It is known that smaller the finger, the larger the diamond will appear. For example, a size 4 finger makes a 1.5carat diamond solitaire appear much bigger than a size 8.
Cut is known to be the most important characteristic of a diamond, as it has the greatest influence to determine a diamond’s beauty. The cut determines the most vital factor of a diamond, the ‘sparkle.’
The diamond’s light performance or the brilliance is measured or determined by the cut grade. Cut with specific proportions, a diamond sheds light from the top portion or the ‘table’ part. If improperly cut into shallow angles, the light leaks from the bottom or if cut too deep- it breaks out from the sides.
Cut of a diamond should not be confused with its shape. While ‘shapes’ are cut from a raw rough diamond, the ‘cut’ refers to the angles and proportions given to a diamond, in order to increase the sparkle.
Grades of Cut:
- Ideal or Excellent Cut:
A rare cut, it reflects almost all the light that enters in it. The excellent quality diamond consists roughly the top 3% of well cut diamonds.
- Very Good Cut:
The cut reflects mostly the same amount of light that of an Excellent cut, but is priced lesser.
- Good Cut:
A good cut diamond reflects most of the light that enters. Priced at a lower cost, these diamonds are affordable.
- Fair Cut:
Not as brilliant as a good cut, but the fair cut reflects a small portion of light. These diamonds help maximize the carat weight over other cuts and are thus a good value for money.
- Poor Cut:

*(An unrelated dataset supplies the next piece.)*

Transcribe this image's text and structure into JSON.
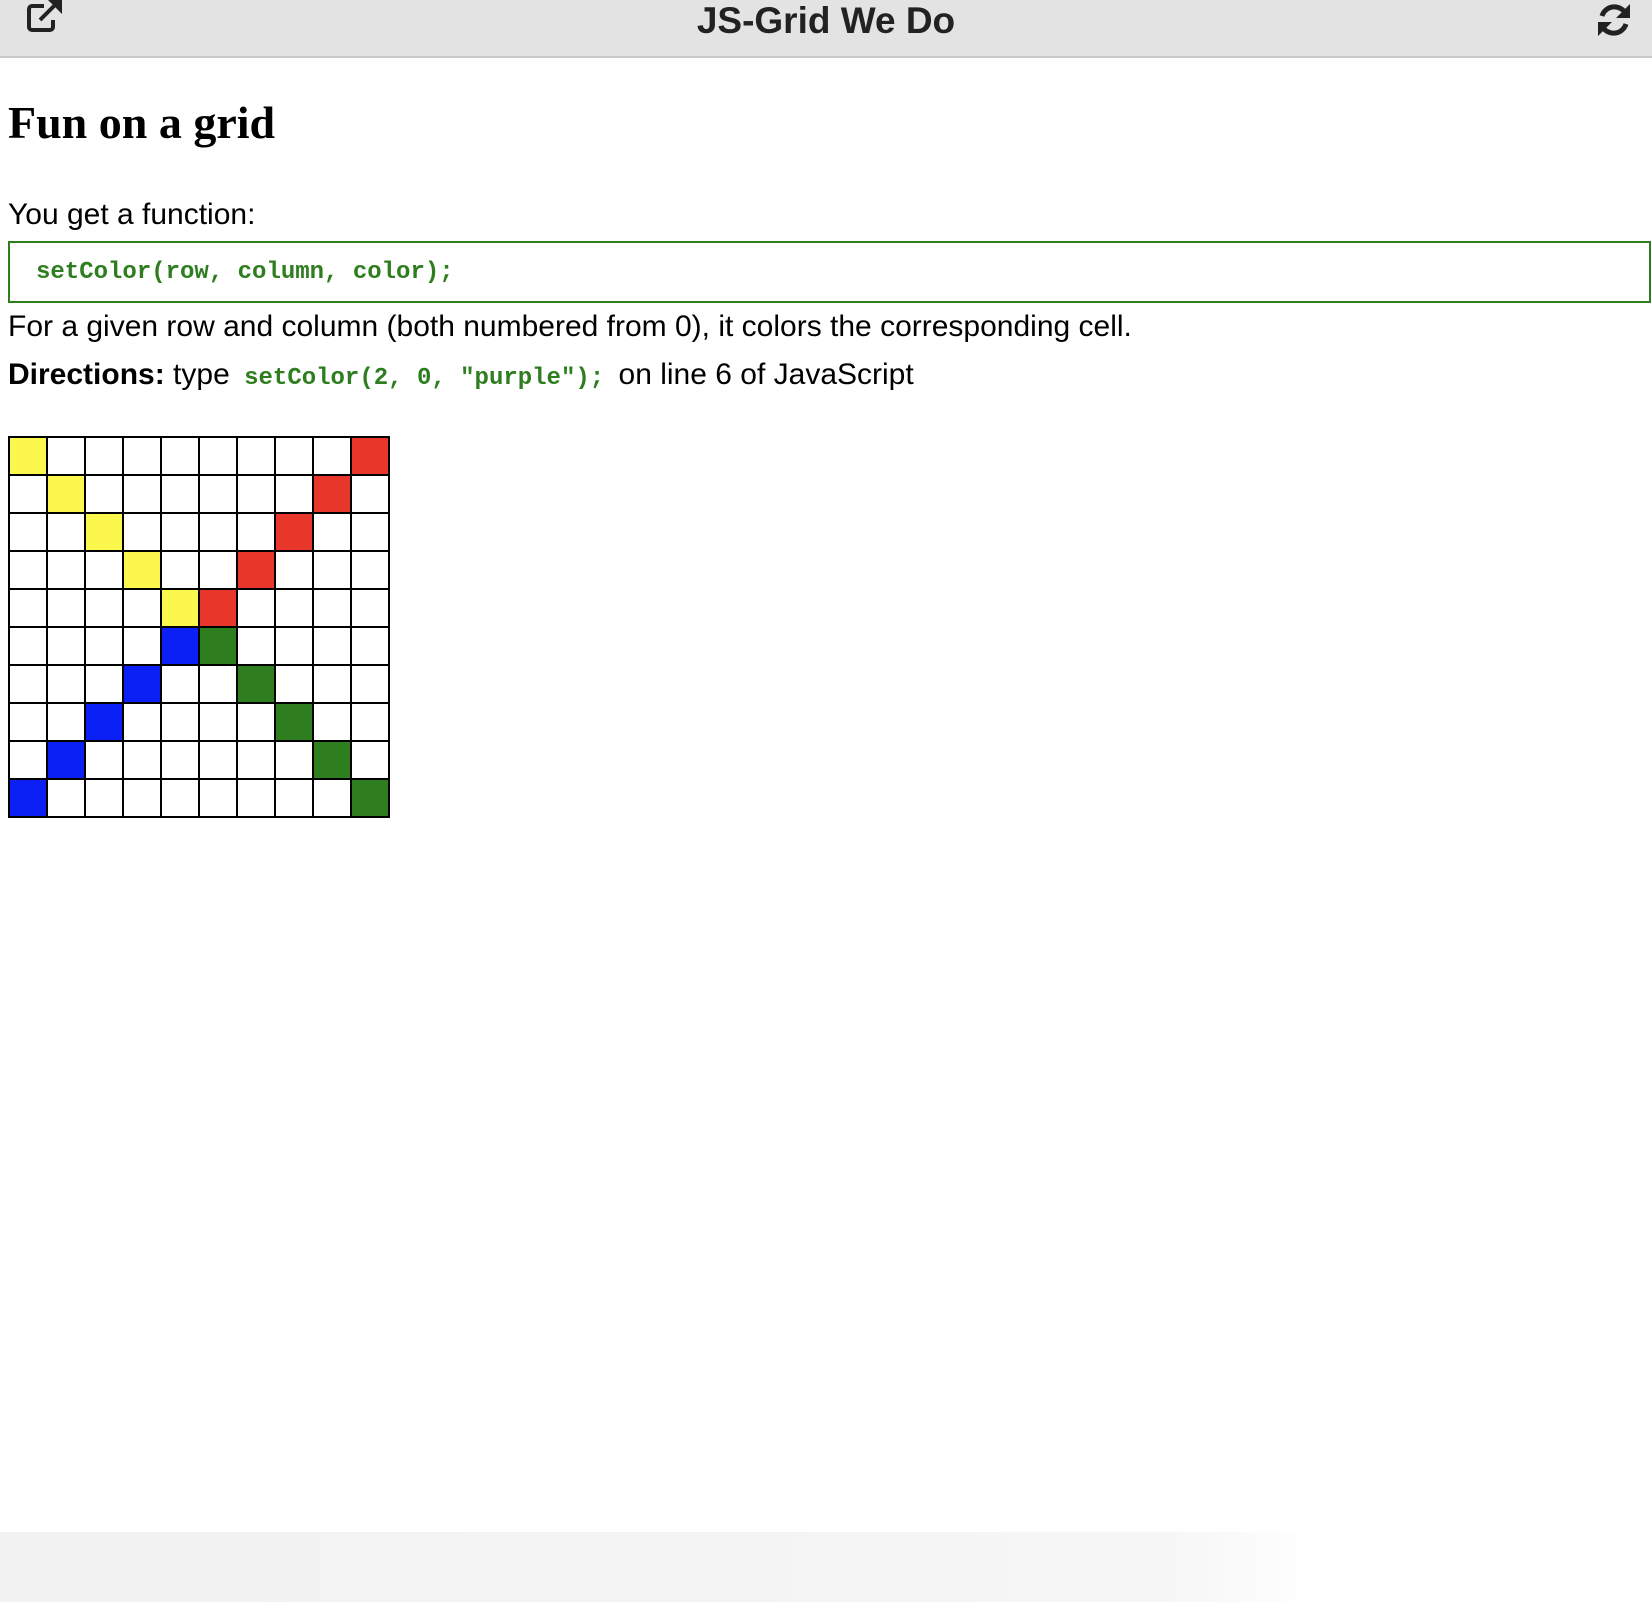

The poorly cut diamond is either cut too deep or too shallow. Thus, the diamond loses a great amount of light and shows poor brilliance when compared to others.
Choosing the right cut:
It is recommended to choose a diamond from an Excellent to Very Good to Good cut, so that you are bound to have a good sparkle. If choosing from a lower grade, it is advisable to view them personally before buying.